The complex social environment in which the actors of the Cantonese Opera had found themselves had significant influences on the reform of the Opera itself. Guangzhou was the first city to be opened to foreign trade and as well the base of some new key politicians and reformers such as Kang Youwei and Dr. Sun Yat-sen, both revolutionary at their time. This time of challenging social upheaval inspired the artists to new forms of themes and forms in the again growing of Cantonese Opera. New scripts were written to discuss this new ideologies and as well the social inflictions.
At the same time the introduction of modern drama and the development in opera music accelerated the process of change in Cantonese Opera. The outstanding effort and performance of a few artists led to the effect, that the Cantonese language became the dominant theatrical language used in this kind of opera.
All was going well but economic times weren’t as good. The troupes did a significant change in this period and reduced the casting of roles to be used. Before there had been at last “Ten pillars” which were cut down to “six pillars” to minimize the cost of the troupes.

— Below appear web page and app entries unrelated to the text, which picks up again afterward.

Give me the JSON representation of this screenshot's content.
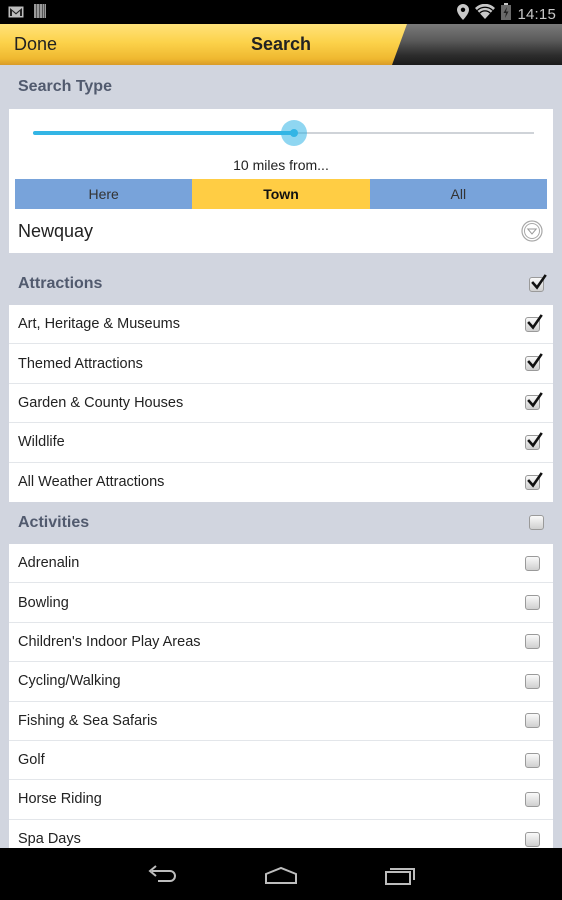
{
  "status_bar": {
    "time": "14:15",
    "left_icons": [
      "gmail-icon",
      "barcode-icon"
    ],
    "right_icons": [
      "location-icon",
      "wifi-icon",
      "battery-charging-icon"
    ]
  },
  "action_bar": {
    "done_label": "Done",
    "title": "Search"
  },
  "search_type": {
    "title": "Search Type",
    "slider_fraction": 0.52,
    "distance_label": "10 miles from...",
    "segments": [
      {
        "label": "Here",
        "active": false
      },
      {
        "label": "Town",
        "active": true
      },
      {
        "label": "All",
        "active": false
      }
    ],
    "town": "Newquay",
    "colors": {
      "accent": "#33b5e5",
      "segment": "#78a3da",
      "segment_active": "#ffcd44"
    }
  },
  "attractions": {
    "title": "Attractions",
    "all_checked": true,
    "items": [
      {
        "label": "Art, Heritage & Museums",
        "checked": true
      },
      {
        "label": "Themed Attractions",
        "checked": true
      },
      {
        "label": "Garden & County Houses",
        "checked": true
      },
      {
        "label": "Wildlife",
        "checked": true
      },
      {
        "label": "All Weather Attractions",
        "checked": true
      }
    ]
  },
  "activities": {
    "title": "Activities",
    "all_checked": false,
    "items": [
      {
        "label": "Adrenalin",
        "checked": false
      },
      {
        "label": "Bowling",
        "checked": false
      },
      {
        "label": "Children's Indoor Play Areas",
        "checked": false
      },
      {
        "label": "Cycling/Walking",
        "checked": false
      },
      {
        "label": "Fishing & Sea Safaris",
        "checked": false
      },
      {
        "label": "Golf",
        "checked": false
      },
      {
        "label": "Horse Riding",
        "checked": false
      },
      {
        "label": "Spa Days",
        "checked": false
      }
    ]
  },
  "nav_bar": {
    "buttons": [
      "back-icon",
      "home-icon",
      "recent-apps-icon"
    ]
  }
}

This new “six pillars” were composed of a principal male role, a principal female role, a supporting male role, a comedian role and last but not least a martial role.
All this ended with the second World War and the Japanese troops after 20 years when Hong Kong and Guangdong were occupied by Japanese troops. To pacify the people and to create a peaceful atmosphere the Japanese encouraged the Cantonese Opera artists to continue their performances. Censorship playing under Japanese occupation or playing in other parts of China under threat of bombing at this times were the two solutions given.
This kind of dark age ended in 1945 and the development of the Opera began anew but slightly different in Hong Kong and Guangdong.